Hunger hurts eastern Massachusetts. 1 in 9 members of our community is at risk of hunger, and that number is expanding. The Greater Boston Food Bank has witnessed a 23% increase in requests for food assistance since 2005.
Hunger is no longer just a problem facing those in poverty. A recent study shows that 47% of those at risk for hunger in eastern Massachusetts earn too much to be eligible for government-provided emergency food assistance. Many never dreamed they would need a food pantry or community meal program to feed themselves and their families.
Why is hunger hurting so many in our community?

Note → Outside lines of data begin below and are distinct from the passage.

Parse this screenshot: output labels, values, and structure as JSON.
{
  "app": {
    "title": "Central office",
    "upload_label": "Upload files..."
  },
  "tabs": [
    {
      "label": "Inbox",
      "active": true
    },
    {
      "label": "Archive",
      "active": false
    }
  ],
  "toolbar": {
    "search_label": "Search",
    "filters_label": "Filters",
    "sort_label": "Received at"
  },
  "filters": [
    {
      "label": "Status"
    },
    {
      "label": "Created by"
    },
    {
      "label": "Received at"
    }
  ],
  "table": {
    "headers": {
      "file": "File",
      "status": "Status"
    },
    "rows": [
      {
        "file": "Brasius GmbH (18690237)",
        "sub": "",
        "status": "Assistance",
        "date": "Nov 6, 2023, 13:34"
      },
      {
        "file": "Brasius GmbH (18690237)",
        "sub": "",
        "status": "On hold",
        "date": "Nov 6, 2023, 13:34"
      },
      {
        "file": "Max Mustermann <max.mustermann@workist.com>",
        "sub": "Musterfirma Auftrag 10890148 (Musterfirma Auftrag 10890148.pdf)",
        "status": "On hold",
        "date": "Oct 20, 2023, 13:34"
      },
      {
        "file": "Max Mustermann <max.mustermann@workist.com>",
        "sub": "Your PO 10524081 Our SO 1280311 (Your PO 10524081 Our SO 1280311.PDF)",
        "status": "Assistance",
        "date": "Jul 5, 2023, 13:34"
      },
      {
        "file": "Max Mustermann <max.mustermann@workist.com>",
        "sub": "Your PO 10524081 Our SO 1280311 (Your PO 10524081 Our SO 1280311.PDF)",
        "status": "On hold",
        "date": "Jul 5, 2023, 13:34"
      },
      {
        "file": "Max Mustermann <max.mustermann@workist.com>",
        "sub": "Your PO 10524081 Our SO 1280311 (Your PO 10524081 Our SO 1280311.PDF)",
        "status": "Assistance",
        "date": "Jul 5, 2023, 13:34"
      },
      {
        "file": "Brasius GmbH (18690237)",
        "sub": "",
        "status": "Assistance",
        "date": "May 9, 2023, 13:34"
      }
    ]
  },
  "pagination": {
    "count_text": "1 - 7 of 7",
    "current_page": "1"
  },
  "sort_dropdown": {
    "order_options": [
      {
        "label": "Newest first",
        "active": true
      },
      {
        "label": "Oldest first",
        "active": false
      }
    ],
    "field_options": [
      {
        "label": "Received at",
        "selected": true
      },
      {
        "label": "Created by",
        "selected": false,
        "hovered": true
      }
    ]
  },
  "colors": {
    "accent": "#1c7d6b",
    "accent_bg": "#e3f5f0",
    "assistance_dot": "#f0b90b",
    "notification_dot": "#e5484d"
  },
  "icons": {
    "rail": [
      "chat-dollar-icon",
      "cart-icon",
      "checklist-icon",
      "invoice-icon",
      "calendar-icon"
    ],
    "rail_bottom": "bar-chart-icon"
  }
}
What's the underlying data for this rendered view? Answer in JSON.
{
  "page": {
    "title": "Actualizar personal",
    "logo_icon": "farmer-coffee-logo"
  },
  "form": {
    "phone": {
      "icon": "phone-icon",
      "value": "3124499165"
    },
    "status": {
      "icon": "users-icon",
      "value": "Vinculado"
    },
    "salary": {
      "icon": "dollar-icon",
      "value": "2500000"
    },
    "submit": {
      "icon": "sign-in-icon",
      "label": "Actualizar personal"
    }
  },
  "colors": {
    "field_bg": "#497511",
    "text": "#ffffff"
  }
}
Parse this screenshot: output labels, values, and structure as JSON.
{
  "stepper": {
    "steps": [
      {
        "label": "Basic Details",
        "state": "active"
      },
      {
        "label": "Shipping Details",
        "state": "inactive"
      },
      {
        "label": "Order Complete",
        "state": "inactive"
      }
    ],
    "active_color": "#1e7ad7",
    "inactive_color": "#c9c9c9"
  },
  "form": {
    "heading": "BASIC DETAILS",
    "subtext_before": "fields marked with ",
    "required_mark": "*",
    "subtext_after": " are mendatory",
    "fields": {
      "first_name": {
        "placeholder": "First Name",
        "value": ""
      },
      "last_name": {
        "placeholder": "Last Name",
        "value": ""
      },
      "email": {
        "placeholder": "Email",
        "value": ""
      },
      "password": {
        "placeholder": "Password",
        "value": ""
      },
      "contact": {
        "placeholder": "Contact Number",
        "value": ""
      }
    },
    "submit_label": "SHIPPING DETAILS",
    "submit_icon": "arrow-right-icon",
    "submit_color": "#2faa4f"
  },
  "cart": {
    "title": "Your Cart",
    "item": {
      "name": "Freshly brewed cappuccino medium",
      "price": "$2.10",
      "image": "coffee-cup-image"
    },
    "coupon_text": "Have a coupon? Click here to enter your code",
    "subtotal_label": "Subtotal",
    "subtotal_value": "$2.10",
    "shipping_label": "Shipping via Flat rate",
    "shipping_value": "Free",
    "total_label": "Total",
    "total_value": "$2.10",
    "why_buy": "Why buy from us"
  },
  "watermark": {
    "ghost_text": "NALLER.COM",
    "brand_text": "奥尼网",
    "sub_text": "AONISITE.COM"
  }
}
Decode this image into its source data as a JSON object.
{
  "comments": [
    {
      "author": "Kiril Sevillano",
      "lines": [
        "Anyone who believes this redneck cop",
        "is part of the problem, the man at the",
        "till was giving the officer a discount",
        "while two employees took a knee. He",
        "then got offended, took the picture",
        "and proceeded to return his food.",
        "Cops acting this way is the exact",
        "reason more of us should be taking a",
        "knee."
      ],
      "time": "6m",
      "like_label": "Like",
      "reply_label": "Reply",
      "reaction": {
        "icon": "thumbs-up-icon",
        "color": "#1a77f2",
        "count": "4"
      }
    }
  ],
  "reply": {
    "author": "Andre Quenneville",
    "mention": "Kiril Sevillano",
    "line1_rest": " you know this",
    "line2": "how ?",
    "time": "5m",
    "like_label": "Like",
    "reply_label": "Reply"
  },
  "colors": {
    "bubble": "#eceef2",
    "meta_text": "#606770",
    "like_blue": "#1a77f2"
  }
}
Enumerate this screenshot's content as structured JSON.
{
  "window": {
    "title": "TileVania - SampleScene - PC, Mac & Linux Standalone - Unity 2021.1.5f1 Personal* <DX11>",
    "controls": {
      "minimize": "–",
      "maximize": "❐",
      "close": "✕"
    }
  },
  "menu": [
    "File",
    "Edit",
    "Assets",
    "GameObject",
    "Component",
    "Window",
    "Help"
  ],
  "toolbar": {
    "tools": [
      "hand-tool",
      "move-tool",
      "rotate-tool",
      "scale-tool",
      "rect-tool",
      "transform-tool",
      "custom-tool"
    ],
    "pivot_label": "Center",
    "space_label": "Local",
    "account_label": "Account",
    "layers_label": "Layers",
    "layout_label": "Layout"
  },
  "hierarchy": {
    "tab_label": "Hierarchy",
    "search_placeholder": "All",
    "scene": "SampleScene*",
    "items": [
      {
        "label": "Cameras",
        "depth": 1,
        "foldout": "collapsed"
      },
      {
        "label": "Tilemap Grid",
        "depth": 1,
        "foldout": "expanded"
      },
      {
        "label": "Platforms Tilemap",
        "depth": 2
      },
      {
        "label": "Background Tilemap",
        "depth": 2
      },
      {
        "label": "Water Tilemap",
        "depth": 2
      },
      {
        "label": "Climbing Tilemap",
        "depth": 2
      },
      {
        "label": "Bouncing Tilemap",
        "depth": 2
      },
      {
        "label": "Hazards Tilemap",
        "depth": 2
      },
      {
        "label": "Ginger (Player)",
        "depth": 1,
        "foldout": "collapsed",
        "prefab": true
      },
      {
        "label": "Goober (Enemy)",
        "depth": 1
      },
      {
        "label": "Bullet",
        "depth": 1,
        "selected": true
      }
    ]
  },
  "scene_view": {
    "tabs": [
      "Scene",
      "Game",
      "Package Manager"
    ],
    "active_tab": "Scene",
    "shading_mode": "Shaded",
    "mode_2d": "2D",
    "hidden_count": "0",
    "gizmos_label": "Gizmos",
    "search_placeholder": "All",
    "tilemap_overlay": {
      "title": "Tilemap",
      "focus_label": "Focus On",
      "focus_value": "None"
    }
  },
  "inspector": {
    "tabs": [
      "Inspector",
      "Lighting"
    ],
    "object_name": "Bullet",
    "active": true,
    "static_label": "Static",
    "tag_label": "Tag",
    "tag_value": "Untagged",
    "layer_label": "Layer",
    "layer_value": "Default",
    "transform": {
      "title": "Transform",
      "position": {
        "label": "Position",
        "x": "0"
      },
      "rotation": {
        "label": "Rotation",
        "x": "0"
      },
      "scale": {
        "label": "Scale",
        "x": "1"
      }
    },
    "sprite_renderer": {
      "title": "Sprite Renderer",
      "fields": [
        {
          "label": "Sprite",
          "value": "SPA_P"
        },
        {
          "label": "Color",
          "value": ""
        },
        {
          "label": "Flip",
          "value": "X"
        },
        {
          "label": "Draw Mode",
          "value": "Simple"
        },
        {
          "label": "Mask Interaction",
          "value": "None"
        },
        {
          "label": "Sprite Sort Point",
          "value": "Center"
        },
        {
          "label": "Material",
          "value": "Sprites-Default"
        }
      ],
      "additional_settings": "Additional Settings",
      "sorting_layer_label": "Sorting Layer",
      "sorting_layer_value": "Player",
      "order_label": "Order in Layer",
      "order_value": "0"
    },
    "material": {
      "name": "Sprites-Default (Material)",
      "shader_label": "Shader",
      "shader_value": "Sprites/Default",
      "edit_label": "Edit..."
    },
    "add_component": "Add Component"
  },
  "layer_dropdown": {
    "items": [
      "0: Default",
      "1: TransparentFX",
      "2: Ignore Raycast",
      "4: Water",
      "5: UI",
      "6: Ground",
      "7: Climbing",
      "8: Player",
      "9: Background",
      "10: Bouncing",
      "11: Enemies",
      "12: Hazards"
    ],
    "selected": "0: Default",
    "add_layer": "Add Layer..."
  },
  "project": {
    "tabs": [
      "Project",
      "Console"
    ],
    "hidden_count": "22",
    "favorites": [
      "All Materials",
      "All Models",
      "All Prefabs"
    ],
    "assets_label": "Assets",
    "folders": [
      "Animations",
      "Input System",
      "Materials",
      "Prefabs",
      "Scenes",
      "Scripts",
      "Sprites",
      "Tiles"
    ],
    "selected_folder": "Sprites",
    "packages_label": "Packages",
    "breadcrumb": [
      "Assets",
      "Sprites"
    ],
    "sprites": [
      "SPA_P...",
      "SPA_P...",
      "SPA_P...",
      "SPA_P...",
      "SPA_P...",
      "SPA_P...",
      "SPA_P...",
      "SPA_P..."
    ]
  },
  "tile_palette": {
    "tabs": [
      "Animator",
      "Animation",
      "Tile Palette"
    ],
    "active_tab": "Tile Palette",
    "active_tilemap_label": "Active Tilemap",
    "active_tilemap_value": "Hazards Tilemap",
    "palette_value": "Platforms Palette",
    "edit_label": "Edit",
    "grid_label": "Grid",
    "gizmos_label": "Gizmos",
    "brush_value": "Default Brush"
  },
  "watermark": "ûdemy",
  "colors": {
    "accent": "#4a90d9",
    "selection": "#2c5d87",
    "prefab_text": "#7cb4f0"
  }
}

The answer, it turns out, has less to do with food - there's plenty of food available - and more to do with economic and political obstacles that prevent food from reaching those who need it. With most food in our country moving from west to east, we are at the end of the primary distribution pipeline, making food more expensive. Our cold winters mean higher heating bills, and housing costs are higher relative to other areas of the country. Ending hunger means addressing those systemic problems, while doing everything possible, every day, to feed hungry people.